    “There is no more unnatural act than getting into a 100-ton metal tube for five hours and being gingerly deposited on the opposite coast.”

    that’s why they’re switching to composites!

    Snark aside, air traffic isn’t going away, all wishing aside. Nibbling at the edges of the problem is better than doing nothing.

    Boeing’s 787 is 70% more fuel efficient than its original 707. That’s partly due to the lighter composite construction, partly due to improvements in engine design (modern high-bypass jet engines are much more efficient than older jet engines).

    Another big improvement in efficiency will come when the aircraft control system is modernized so that point-to-point routing can become the norm.

  7. Ken Barrows says:

    Nibbling at the edges is NOT better than doing nothing. What’s better is defining the problem and coming up with a solution. If the problem is as dire as pointed out by comments on this website, not addressing it head on compounds said problem.

    Say what the problem is in detail, propose a solution, and if the humans reject it you can say you did your best.

  8. What to see what aviation efficiency will do? Take a look at figure 2 on page 32 of the aviation industry’s own ICAO 2010 Environmental Report. The most aggressive approach to efficiency will see aviation GHG TRIPLE by 2040. This super aggressive approach to efficiency is beyond what the airline industry is recommending they attempt. So TRIPLING GHG is looking like best case scenario without demand reduction.

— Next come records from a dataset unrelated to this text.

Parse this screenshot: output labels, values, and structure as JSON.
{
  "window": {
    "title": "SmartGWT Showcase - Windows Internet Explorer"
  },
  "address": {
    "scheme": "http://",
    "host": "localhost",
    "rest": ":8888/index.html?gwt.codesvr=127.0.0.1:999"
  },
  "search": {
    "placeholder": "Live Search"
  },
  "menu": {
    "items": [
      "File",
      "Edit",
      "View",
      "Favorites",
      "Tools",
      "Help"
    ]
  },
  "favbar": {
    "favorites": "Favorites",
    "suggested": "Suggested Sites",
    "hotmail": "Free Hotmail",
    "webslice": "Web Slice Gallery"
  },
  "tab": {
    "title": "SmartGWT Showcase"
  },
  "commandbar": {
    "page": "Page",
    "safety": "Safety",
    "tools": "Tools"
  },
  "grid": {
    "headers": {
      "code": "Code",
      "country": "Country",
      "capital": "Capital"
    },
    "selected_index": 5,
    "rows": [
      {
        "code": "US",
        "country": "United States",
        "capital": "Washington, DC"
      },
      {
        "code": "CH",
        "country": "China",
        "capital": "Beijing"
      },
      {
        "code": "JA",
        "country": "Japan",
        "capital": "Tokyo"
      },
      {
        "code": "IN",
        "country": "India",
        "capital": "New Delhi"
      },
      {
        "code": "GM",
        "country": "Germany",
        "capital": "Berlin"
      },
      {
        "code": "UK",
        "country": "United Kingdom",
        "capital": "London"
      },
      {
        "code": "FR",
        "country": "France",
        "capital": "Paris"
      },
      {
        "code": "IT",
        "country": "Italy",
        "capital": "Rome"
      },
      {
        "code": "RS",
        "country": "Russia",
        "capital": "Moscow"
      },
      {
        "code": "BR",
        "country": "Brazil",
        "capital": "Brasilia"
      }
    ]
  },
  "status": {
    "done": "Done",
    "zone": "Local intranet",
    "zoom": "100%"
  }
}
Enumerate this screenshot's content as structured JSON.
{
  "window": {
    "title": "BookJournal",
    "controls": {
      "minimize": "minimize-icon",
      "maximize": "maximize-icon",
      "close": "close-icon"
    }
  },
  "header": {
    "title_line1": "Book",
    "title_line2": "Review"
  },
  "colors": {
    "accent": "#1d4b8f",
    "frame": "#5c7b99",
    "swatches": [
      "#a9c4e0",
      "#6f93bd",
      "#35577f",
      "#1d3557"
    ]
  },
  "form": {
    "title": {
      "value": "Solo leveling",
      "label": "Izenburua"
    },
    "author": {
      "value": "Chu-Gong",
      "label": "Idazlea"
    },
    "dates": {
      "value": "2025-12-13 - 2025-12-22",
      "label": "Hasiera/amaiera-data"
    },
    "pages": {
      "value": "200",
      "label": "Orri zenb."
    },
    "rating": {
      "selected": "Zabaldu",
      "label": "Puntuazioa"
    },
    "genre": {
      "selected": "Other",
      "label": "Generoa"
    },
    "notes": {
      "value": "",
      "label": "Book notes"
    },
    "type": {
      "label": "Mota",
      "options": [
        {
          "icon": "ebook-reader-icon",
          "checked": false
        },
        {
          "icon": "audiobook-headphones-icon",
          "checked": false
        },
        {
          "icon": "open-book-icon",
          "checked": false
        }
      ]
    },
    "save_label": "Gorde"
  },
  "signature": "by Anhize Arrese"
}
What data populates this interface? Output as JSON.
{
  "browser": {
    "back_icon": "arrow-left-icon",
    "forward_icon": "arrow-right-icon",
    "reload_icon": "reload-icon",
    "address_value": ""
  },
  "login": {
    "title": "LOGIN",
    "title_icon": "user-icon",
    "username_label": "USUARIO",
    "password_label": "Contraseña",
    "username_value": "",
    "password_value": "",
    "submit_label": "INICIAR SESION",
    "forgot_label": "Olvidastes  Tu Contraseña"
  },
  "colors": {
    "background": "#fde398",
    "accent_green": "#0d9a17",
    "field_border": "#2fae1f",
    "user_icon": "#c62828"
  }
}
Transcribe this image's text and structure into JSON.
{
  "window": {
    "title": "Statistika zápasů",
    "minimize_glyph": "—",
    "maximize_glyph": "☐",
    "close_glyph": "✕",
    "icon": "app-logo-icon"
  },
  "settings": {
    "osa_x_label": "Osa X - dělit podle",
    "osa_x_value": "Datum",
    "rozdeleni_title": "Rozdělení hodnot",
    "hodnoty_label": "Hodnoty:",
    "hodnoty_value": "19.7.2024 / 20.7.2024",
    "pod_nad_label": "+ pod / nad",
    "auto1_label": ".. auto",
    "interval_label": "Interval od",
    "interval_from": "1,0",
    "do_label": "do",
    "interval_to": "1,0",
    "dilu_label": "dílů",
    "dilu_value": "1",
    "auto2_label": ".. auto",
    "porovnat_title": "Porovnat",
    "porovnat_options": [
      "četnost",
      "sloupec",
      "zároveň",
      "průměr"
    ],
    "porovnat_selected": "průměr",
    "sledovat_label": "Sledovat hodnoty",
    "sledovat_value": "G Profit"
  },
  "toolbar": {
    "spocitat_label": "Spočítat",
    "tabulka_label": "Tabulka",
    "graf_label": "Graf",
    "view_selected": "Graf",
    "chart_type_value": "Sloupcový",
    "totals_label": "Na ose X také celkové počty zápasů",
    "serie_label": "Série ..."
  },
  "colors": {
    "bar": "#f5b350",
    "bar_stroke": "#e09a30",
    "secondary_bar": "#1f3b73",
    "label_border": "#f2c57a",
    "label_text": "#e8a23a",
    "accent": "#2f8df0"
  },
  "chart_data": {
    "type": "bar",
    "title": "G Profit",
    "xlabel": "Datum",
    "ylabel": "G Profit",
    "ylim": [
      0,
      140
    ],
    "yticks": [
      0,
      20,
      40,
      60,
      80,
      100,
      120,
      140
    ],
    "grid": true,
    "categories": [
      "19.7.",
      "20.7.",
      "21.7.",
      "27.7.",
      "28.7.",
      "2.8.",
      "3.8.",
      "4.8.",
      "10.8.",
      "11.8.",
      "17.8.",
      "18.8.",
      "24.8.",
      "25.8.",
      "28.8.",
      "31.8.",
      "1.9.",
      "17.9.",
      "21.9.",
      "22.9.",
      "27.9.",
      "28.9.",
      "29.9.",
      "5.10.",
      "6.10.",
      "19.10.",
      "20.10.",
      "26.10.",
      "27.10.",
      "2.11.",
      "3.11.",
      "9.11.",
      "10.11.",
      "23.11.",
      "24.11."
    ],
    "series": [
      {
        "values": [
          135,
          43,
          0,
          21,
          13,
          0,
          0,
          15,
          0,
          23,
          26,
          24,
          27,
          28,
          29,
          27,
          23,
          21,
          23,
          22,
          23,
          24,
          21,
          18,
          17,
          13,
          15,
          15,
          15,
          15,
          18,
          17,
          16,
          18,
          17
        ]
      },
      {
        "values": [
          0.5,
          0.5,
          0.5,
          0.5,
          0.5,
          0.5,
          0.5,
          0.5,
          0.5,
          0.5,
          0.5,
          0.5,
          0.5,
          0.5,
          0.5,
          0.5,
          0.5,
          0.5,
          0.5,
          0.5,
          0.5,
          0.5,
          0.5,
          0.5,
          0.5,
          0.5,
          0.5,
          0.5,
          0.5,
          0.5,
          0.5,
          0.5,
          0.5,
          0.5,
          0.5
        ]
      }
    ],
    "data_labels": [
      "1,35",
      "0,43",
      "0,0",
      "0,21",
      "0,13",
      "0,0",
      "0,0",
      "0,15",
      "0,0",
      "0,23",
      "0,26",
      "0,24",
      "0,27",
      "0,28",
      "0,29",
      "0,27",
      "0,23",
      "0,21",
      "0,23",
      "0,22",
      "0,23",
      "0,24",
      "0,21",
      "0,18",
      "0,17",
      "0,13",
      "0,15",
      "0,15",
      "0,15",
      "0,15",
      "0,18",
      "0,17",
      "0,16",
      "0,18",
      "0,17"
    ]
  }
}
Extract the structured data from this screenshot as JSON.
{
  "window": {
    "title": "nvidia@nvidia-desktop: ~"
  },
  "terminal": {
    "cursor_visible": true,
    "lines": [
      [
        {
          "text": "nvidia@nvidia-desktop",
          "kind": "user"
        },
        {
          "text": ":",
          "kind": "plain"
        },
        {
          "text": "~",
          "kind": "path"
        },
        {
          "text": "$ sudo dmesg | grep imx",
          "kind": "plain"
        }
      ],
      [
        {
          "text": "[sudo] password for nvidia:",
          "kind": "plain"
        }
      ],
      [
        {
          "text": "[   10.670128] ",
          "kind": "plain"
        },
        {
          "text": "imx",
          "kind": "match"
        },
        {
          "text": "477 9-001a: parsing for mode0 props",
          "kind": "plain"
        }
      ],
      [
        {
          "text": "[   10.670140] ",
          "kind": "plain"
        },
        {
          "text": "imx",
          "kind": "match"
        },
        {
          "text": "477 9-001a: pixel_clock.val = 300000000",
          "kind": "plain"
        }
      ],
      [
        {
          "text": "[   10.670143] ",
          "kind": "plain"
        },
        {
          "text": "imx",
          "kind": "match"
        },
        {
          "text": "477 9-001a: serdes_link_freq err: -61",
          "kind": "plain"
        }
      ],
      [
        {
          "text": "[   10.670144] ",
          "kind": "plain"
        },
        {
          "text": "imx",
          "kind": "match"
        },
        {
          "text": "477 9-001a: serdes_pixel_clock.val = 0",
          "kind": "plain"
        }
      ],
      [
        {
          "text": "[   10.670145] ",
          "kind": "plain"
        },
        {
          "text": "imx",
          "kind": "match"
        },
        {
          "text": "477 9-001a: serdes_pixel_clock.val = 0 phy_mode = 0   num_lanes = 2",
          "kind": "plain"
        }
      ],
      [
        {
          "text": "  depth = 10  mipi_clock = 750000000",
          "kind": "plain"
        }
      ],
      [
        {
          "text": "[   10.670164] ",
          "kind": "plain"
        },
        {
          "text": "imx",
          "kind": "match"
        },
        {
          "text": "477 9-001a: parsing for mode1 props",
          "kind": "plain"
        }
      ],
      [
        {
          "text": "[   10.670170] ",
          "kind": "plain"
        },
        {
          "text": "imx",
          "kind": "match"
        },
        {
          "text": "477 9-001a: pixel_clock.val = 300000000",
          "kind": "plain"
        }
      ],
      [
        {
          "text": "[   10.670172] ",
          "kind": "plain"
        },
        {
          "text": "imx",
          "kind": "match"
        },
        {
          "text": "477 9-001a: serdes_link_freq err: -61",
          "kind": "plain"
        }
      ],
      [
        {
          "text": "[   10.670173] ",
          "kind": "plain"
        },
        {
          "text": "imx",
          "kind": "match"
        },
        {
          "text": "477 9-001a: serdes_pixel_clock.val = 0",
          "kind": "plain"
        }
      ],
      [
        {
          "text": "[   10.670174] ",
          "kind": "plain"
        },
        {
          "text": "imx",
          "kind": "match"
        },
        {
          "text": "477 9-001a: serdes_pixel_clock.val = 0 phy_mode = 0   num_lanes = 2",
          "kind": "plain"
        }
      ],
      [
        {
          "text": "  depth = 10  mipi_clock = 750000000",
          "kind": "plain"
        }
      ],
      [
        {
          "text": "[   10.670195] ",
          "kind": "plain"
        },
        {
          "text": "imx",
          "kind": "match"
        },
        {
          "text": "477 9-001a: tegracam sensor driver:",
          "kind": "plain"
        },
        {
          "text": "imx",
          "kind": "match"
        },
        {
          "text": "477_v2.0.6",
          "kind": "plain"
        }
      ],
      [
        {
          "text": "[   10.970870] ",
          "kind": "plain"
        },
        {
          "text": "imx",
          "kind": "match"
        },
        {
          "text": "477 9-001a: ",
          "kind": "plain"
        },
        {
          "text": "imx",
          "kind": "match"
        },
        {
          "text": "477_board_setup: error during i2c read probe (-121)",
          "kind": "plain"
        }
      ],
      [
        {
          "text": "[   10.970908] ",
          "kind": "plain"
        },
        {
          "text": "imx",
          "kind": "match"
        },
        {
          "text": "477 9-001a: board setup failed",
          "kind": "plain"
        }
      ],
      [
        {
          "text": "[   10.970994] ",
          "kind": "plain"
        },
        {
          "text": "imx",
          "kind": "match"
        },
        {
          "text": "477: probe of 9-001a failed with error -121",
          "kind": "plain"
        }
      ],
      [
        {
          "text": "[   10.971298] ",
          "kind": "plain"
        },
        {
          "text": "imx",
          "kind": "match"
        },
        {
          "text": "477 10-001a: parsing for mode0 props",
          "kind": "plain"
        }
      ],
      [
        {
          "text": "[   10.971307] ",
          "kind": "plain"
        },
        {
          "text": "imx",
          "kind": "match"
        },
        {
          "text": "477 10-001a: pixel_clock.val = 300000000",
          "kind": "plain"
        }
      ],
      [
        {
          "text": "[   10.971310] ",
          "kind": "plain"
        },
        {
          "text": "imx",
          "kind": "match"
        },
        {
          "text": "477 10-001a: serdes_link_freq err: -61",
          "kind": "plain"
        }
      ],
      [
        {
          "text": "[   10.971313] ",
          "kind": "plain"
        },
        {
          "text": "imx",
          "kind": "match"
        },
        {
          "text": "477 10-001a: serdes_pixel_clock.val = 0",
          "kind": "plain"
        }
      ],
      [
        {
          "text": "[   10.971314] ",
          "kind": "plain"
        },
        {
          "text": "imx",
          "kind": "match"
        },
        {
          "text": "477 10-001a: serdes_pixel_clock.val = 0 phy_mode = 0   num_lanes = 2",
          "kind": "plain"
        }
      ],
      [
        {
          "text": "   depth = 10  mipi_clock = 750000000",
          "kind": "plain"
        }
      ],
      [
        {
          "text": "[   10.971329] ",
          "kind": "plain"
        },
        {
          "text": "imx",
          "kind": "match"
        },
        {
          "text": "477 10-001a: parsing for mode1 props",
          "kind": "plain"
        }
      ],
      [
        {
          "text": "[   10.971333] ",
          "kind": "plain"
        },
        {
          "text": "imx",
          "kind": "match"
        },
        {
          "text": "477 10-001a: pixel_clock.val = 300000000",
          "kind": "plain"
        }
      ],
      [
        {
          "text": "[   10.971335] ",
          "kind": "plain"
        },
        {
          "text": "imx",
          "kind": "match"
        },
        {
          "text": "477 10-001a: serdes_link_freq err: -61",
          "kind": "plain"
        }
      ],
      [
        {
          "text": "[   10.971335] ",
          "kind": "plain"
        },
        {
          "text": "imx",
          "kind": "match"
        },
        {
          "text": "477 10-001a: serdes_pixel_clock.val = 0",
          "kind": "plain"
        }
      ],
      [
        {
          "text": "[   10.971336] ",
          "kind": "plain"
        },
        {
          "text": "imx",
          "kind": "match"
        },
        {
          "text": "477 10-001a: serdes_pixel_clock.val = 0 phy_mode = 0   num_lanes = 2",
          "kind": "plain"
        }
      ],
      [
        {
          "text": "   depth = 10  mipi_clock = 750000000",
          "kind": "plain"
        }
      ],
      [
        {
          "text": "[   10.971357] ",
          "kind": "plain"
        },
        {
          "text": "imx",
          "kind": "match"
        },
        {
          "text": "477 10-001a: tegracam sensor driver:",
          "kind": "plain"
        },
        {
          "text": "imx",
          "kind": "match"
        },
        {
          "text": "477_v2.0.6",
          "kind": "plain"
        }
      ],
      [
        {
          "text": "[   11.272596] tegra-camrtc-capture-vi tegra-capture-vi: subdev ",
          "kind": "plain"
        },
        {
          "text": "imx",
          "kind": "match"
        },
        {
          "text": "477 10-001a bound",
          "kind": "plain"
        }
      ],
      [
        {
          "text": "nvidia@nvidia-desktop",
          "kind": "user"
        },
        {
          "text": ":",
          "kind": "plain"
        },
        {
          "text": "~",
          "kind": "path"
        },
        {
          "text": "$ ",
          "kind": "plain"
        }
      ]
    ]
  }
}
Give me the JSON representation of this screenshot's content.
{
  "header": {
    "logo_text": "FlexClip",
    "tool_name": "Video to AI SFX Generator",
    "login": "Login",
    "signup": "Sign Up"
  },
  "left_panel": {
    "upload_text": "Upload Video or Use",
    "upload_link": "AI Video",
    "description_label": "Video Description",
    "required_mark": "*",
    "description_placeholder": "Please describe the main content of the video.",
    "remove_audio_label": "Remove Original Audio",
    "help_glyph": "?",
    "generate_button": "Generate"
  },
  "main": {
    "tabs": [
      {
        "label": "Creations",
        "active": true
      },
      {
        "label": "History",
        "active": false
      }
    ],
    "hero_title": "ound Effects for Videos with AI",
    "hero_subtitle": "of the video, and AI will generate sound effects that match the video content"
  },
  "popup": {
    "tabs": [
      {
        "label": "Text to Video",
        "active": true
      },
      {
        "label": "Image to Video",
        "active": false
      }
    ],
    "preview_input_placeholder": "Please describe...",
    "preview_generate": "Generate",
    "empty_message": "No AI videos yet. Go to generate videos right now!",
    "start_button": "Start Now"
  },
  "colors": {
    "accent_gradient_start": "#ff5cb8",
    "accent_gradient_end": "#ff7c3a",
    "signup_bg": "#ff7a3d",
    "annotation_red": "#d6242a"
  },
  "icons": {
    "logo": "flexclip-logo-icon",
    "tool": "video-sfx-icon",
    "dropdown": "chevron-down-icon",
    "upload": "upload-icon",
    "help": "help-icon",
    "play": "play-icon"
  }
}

  9. What to know what it will really take to get aviation emissions to fall?

    Again, you can find this in the aviation industry’s own ICAO 2010 Environmental Report. It contains a report by the UK government on page 47 called “Options for Reducing Emissions to 2050″.

    The UK gov evaluated what it would take to just keep UK aviation emissions at 2005 levels by 2050. Not falling emissions…just flatlined.

    They said it can only be done if demand growth is dramatically curtailed. The aviation industry refuses to even consider demand reduction strategies.

    By the way, UK aviation CO2 is already 6.5% of UK total emissions. If you include other GHG forcings it approaches 9%.

    Table 2 on page A4 if ICAO report shows that two thirds of all flying emissions come from just a “dirty dozen” nations. This isn’t a global issue folks. That is why studying the UK (#4 globally) report is so important.

    And what happens if big demand reduction manages to hold the UK aviation emissions flat until 2050? It turns out that UK aviation would then be demanding 25% of UK CO2 budget. Every other sector in UK would need to slash CO2 by 90% instead of 80% by 2050 to make up for that. If aviation emissions are allowed to double in UK by 2050 they will require 50% of national CO2 budget.

    Bottom line: aviation emissions will rise rapidly until policies that significantly reduce demand growth are implemented. Any other spin is denial.